Search the data for the string "priority" and gather each line it is in.

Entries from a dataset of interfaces
# # #

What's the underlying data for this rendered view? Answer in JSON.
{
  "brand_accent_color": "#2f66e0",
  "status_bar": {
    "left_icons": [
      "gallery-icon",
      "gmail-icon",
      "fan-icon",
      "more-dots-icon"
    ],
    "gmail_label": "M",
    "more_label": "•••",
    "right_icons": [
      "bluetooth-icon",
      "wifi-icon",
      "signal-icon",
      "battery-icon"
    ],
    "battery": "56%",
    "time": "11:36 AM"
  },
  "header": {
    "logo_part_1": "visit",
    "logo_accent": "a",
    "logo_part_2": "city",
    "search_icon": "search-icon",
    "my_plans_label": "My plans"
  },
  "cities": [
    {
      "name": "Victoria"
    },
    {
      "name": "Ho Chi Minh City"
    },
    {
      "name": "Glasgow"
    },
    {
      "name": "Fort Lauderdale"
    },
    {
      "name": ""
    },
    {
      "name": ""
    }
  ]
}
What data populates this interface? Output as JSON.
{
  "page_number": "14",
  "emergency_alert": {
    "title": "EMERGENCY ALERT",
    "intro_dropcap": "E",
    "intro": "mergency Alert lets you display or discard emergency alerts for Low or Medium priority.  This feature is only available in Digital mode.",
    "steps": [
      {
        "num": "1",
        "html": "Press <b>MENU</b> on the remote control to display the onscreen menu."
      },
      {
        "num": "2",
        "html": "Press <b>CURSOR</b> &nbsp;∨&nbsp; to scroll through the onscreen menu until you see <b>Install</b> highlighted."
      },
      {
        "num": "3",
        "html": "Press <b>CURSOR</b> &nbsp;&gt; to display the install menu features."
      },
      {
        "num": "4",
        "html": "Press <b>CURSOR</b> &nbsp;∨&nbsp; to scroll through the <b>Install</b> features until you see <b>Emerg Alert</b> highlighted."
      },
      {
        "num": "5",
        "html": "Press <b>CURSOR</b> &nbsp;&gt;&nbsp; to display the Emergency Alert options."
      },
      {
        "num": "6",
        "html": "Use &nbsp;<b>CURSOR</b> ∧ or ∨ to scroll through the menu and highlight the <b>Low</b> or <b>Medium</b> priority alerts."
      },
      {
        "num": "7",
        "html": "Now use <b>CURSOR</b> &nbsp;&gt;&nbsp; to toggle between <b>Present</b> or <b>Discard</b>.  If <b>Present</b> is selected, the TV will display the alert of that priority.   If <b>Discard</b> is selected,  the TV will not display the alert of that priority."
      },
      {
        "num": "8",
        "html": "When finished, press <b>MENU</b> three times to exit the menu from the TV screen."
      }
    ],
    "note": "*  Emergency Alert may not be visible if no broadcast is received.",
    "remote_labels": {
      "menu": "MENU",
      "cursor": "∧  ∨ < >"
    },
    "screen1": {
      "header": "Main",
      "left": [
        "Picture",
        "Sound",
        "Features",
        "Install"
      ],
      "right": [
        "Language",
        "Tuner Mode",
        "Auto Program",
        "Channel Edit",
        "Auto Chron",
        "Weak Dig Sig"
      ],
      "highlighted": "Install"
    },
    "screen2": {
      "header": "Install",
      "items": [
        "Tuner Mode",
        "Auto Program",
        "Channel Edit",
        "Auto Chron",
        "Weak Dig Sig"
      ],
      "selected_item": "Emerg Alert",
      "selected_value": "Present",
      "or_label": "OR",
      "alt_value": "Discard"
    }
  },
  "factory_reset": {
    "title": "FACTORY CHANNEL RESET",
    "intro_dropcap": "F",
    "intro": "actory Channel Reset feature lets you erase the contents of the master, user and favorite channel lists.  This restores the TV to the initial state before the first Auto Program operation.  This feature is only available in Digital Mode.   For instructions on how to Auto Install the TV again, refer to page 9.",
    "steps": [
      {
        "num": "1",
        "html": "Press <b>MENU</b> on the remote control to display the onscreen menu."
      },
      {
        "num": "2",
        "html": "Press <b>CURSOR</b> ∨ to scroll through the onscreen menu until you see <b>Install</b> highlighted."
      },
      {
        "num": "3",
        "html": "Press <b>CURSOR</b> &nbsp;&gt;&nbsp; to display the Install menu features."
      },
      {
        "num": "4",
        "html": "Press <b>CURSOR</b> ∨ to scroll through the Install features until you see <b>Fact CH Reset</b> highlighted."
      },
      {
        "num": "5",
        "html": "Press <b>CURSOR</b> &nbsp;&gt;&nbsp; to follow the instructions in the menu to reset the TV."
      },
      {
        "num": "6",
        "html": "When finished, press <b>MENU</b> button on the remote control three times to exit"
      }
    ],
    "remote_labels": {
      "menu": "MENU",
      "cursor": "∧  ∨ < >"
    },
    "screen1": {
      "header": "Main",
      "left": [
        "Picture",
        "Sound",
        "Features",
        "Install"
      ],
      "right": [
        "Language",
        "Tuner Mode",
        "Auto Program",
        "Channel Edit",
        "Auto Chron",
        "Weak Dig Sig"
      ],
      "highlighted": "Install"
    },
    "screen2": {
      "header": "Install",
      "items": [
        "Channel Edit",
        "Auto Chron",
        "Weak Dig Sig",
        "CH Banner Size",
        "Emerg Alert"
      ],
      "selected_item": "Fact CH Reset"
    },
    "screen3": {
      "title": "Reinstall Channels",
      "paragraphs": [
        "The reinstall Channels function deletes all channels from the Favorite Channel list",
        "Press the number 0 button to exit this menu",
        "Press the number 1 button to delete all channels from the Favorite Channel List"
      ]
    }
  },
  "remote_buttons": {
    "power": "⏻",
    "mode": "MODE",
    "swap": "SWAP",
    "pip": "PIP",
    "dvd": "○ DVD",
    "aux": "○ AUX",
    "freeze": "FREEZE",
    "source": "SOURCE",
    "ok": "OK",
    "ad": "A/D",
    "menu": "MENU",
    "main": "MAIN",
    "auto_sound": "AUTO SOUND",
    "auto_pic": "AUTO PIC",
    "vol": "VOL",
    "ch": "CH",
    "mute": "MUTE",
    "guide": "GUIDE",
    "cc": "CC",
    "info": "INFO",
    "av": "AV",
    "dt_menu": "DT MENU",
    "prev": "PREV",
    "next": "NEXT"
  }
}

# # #

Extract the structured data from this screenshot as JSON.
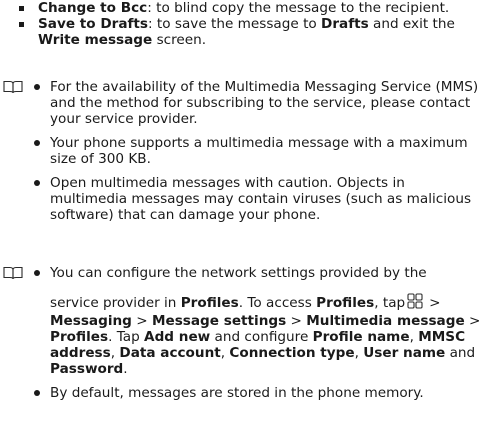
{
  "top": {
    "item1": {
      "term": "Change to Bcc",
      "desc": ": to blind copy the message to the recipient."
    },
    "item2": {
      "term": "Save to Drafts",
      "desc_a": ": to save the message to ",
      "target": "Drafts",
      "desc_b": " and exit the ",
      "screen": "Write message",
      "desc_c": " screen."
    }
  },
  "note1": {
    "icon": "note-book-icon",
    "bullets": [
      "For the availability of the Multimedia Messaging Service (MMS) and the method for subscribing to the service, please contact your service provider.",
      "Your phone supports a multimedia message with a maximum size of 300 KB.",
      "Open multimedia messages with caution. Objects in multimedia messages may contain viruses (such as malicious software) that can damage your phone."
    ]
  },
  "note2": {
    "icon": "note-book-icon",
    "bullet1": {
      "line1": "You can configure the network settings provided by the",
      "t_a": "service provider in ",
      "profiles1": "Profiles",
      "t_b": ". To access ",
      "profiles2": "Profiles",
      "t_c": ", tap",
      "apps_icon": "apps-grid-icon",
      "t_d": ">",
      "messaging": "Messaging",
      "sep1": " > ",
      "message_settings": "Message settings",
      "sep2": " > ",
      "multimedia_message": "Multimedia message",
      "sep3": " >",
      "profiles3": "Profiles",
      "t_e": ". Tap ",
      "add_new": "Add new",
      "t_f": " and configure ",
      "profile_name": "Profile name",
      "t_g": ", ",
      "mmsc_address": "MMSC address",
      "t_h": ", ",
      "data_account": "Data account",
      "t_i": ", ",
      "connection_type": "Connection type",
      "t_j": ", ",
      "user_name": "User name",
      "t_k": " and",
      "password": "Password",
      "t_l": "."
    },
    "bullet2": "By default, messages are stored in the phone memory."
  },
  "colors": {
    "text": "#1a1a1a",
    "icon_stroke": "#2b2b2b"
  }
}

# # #

## REPLY
    "intro": "mergency Alert lets you display or discard emergency alerts for Low or Medium priority.  This feature is only available in Digital mode.",
        "html": "Use &nbsp;<b>CURSOR</b> ∧ or ∨ to scroll through the menu and highlight the <b>Low</b> or <b>Medium</b> priority alerts."
        "html": "Now use <b>CURSOR</b> &nbsp;&gt;&nbsp; to toggle between <b>Present</b> or <b>Discard</b>.  If <b>Present</b> is selected, the TV will display the alert of that priority.   If <b>Discard</b> is selected,  the TV will not display the alert of that priority."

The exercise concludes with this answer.